Sprüth Magers proudly presents Cindy Sherman’s latest body of work.
Sherman’s career spans a thirty-year period; within which she has addressed ideas of the abject, female stereotyping and the mediated image. Throughout this time she has maintained a truly seminal position within contemporary art.
This rise and continued success began in the late seventies, with the critically celebrated series Untitled Film Stills. It was within this series that Sherman would use her own body to play the role of the object.
Placing herself within the frame, Sherman acts not as the subject, in the traditional genre of portraiture but as an object that inverts the act of looking. Sherman’s own physicality is integral to the resultant image whilst her personality disappears from view and her true identity becomes irrelevant.
In the clown series, Sherman takes the notion of the mask and the masquerade in a new direction. Initially conceived after being approached by British Vogue magazine to guest edit their fashion section in June 2003, Sherman’s clown portraits would become a way of exploring the boundaries between clothing and costumery. Intrigued by the apparent dichotomy of the clowns’ persona and any sense of the interior, or real self, Sherman explores the society of difference in this subtly disparate group of facades.
Despite Sherman’s frequent references to the mediated image within her previous works, the clown portraits are the first to extensively use computer manipulation.

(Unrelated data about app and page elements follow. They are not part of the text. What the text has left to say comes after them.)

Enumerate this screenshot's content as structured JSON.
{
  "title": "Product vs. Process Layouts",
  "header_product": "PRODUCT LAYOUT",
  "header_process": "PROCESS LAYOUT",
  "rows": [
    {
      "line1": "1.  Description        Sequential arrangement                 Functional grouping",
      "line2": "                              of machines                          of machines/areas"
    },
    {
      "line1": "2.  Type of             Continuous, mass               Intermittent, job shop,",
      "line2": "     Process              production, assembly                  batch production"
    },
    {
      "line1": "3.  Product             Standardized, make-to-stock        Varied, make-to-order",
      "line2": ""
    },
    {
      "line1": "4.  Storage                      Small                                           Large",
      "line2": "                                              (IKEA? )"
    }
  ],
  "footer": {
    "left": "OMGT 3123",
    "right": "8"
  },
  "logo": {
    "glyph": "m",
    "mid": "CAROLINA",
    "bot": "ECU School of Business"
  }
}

In this respect the clown series becomes a punctuation mark in Sherman’s work a shift that can also be seen in her use of mannequins and dolls in the mid eighties. The most marked evolution in this departure is the use of multiple characters within the same image.
Each clown in the series plays a distinct figure in Sherman’s macabre album of characters, who together tie this exhibition into an incredibly strong landmark in the career of an artist continuing to make work that is both relevant and affecting.

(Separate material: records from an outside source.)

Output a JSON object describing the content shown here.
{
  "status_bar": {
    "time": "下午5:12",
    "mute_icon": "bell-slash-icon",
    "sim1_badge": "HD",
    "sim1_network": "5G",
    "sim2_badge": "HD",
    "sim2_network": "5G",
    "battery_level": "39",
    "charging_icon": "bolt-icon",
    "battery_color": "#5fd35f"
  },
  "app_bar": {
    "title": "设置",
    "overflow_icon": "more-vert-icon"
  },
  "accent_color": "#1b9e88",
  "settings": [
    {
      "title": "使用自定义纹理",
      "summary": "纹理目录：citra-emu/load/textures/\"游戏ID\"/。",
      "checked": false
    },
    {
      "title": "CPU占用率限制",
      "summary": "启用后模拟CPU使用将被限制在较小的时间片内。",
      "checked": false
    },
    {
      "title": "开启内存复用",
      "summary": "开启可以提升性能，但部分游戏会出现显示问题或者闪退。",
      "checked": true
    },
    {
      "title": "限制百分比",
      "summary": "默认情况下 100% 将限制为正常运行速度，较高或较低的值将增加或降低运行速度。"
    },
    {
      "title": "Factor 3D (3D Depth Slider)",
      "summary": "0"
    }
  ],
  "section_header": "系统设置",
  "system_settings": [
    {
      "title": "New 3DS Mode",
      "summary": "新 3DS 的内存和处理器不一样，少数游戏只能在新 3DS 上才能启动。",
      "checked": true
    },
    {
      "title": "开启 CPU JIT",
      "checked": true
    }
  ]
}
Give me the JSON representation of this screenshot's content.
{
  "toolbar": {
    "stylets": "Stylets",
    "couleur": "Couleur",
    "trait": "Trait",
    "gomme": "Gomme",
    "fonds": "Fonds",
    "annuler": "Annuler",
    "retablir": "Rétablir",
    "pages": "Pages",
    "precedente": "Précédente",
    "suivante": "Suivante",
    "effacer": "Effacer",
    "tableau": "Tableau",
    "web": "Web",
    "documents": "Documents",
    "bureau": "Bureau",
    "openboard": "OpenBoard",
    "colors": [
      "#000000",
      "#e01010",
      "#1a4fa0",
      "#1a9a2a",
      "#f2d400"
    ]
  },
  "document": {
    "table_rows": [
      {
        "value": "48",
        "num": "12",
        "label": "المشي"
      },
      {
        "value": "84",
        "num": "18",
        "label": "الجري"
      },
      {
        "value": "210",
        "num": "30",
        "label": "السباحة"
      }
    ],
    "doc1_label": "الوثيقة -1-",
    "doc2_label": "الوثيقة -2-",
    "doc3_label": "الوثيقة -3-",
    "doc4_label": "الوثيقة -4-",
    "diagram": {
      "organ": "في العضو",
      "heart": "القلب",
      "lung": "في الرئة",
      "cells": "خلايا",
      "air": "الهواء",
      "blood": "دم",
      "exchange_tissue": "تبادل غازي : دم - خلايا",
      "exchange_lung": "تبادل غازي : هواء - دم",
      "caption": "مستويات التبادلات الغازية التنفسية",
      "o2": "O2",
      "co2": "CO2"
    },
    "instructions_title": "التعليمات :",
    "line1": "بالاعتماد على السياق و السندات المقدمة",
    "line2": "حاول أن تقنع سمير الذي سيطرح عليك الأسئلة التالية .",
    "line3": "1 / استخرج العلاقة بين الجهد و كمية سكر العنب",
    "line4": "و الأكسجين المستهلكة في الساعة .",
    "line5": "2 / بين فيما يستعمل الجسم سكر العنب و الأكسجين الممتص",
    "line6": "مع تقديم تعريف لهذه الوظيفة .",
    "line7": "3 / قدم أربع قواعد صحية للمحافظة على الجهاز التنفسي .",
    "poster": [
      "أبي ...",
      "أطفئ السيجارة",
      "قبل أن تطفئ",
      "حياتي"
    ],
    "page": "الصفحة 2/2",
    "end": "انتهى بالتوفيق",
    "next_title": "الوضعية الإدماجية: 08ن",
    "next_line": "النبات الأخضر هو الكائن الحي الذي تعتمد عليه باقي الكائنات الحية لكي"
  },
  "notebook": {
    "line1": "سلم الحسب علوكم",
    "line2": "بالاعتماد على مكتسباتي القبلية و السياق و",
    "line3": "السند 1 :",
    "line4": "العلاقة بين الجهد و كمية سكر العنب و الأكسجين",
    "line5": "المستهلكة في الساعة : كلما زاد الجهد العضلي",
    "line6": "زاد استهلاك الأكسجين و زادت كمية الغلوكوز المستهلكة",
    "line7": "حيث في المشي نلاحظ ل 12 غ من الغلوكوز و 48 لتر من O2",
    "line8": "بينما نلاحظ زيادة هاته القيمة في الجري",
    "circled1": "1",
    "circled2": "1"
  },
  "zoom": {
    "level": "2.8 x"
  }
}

This series has also been exhibited at the Kestner Gesellschaft in Hannover and follows the artist’s recent retrospectives at the Serpentine Gallery London and the Scottish National Gallery of Modern Art, Edinburgh.
Sherman’s work is also extensively placed within many important collections around the world including the Tate Modern, London, the Centre Pompidou, Paris and also in the Museum of Modern Art, New York who have recently acquired the entire collection of Untitled Film Stills.